» Assigned task: A faithful repeat of all the records, with no image kept, is the required answer.

____________

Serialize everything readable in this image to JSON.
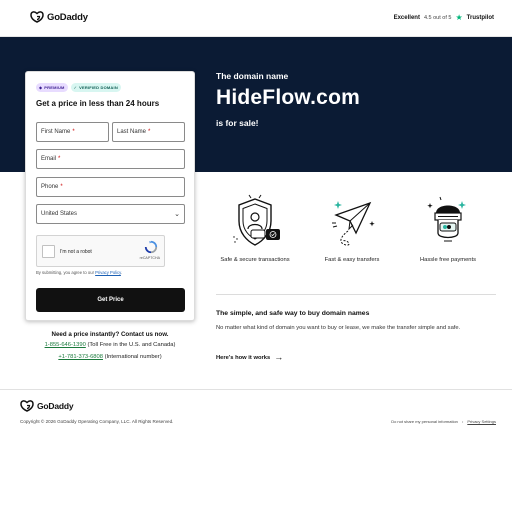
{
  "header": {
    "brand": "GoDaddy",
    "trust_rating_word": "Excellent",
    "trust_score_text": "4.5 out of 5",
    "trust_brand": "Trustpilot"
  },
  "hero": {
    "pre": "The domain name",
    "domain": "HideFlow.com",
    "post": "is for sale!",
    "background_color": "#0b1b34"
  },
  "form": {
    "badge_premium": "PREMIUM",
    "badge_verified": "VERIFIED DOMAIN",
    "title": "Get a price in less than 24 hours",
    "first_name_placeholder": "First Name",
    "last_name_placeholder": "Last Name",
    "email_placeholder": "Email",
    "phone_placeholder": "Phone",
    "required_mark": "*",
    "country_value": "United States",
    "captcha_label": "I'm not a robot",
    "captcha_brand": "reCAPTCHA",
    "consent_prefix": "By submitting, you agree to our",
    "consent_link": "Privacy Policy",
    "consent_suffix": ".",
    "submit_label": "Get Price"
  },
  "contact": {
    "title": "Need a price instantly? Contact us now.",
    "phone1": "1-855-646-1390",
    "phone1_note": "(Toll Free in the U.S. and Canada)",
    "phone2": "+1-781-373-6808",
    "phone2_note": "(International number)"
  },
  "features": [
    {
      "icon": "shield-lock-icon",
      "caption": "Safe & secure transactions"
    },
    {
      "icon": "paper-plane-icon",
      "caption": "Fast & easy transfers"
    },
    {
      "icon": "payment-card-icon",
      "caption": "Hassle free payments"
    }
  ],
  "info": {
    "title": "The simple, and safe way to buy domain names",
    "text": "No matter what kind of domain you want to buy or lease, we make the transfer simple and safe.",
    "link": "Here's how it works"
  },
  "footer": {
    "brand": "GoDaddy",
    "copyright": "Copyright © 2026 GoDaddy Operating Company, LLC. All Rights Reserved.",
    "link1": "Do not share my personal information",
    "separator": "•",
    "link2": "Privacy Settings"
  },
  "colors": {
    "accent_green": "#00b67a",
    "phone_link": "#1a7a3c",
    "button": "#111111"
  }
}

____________

» Task output:
Serialize everything readable in this image to JSON.
{
  "header": {
    "brand": "GoDaddy",
    "trust_rating_word": "Excellent",
    "trust_score_text": "4.5 out of 5",
    "trust_brand": "Trustpilot"
  },
  "hero": {
    "pre": "The domain name",
    "domain": "HideFlow.com",
    "post": "is for sale!",
    "background_color": "#0b1b34"
  },
  "form": {
    "badge_premium": "PREMIUM",
    "badge_verified": "VERIFIED DOMAIN",
    "title": "Get a price in less than 24 hours",
    "first_name_placeholder": "First Name",
    "last_name_placeholder": "Last Name",
    "email_placeholder": "Email",
    "phone_placeholder": "Phone",
    "required_mark": "*",
    "country_value": "United States",
    "captcha_label": "I'm not a robot",
    "captcha_brand": "reCAPTCHA",
    "consent_prefix": "By submitting, you agree to our",
    "consent_link": "Privacy Policy",
    "consent_suffix": ".",
    "submit_label": "Get Price"
  },
  "contact": {
    "title": "Need a price instantly? Contact us now.",
    "phone1": "1-855-646-1390",
    "phone1_note": "(Toll Free in the U.S. and Canada)",
    "phone2": "+1-781-373-6808",
    "phone2_note": "(International number)"
  },
  "features": [
    {
      "icon": "shield-lock-icon",
      "caption": "Safe & secure transactions"
    },
    {
      "icon": "paper-plane-icon",
      "caption": "Fast & easy transfers"
    },
    {
      "icon": "payment-card-icon",
      "caption": "Hassle free payments"
    }
  ],
  "info": {
    "title": "The simple, and safe way to buy domain names",
    "text": "No matter what kind of domain you want to buy or lease, we make the transfer simple and safe.",
    "link": "Here's how it works"
  },
  "footer": {
    "brand": "GoDaddy",
    "copyright": "Copyright © 2026 GoDaddy Operating Company, LLC. All Rights Reserved.",
    "link1": "Do not share my personal information",
    "separator": "•",
    "link2": "Privacy Settings"
  },
  "colors": {
    "accent_green": "#00b67a",
    "phone_link": "#1a7a3c",
    "button": "#111111"
  }
}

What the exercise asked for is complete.